Don't expect new media to replace old media any time soon or vice versa says Nick Moore, chief creative officer, Wunderman.
“The fact that you've got something new means that consumers are using it to enhance their experiences, their expectations and their contact with brands but not necessarily replace them,” Moore says. “Just in the same way television did not replace radio, the relationship between different media certainly alters media but those media don't go away.”
In with the old and in with the new
According to Moore, the Internet is not the only place where technology is changing. Computerization has also revolutionized the digital print arena in the past five years.
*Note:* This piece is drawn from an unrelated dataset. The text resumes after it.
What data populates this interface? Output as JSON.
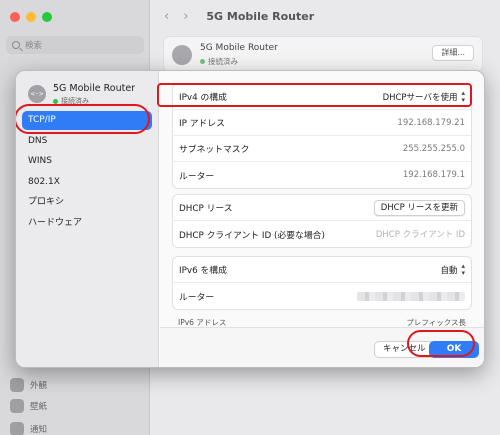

“We can do things now which are well beyond what we could do just a few years ago,” he says. “Just as importantly, you can do them at high volume and you can do them at a reasonable cost, which was not necessarily true a few years ago.”
“Another thing that is extraordinary,” Moore adds, “we also work with (electronics firm) HP and they will tell you that the advent of the Internet means that people are using more paper than they ever have in the history of the world. People like paper. When things are important and they like to keep them, they print them out. When we send people things on paper that they find useful and relevant, they keep them. I think irrelevant material, whatever medium it comes in, is going to be ditched.”
Moore notes that most people say they don't respond to so-called junk mail but points out that when you listen to the language people use, whether they are physicians or airline pilots, the language changes from ‘I never read that stuff' to ‘I got sent some information.' The materials are essentially the same stuff, Moore says. “It's direct marketing material but there are times people find it useful and informative and they do respond and they are very willing to engage in some sort of dialogue or exchange.”
And when it come to physicians who get a lot of e-mail every day, it can be a very cluttered environment to work within.
“They spend an enormous amount of time on the web, visiting particular places. So, there's not a huge opportunity to reach them with relevant online messaging. That's why mail still has an important role in the physician space,” he says.Moore adds that the trends he sees growing in the pharmaceutical space are about blending media together. “That's when you get your optimal results,” he says. “It's about being able to follow where the consumer leads. This has been going on for quite some time. It's a mix of media that is giving you your best results and your maximum adherence.”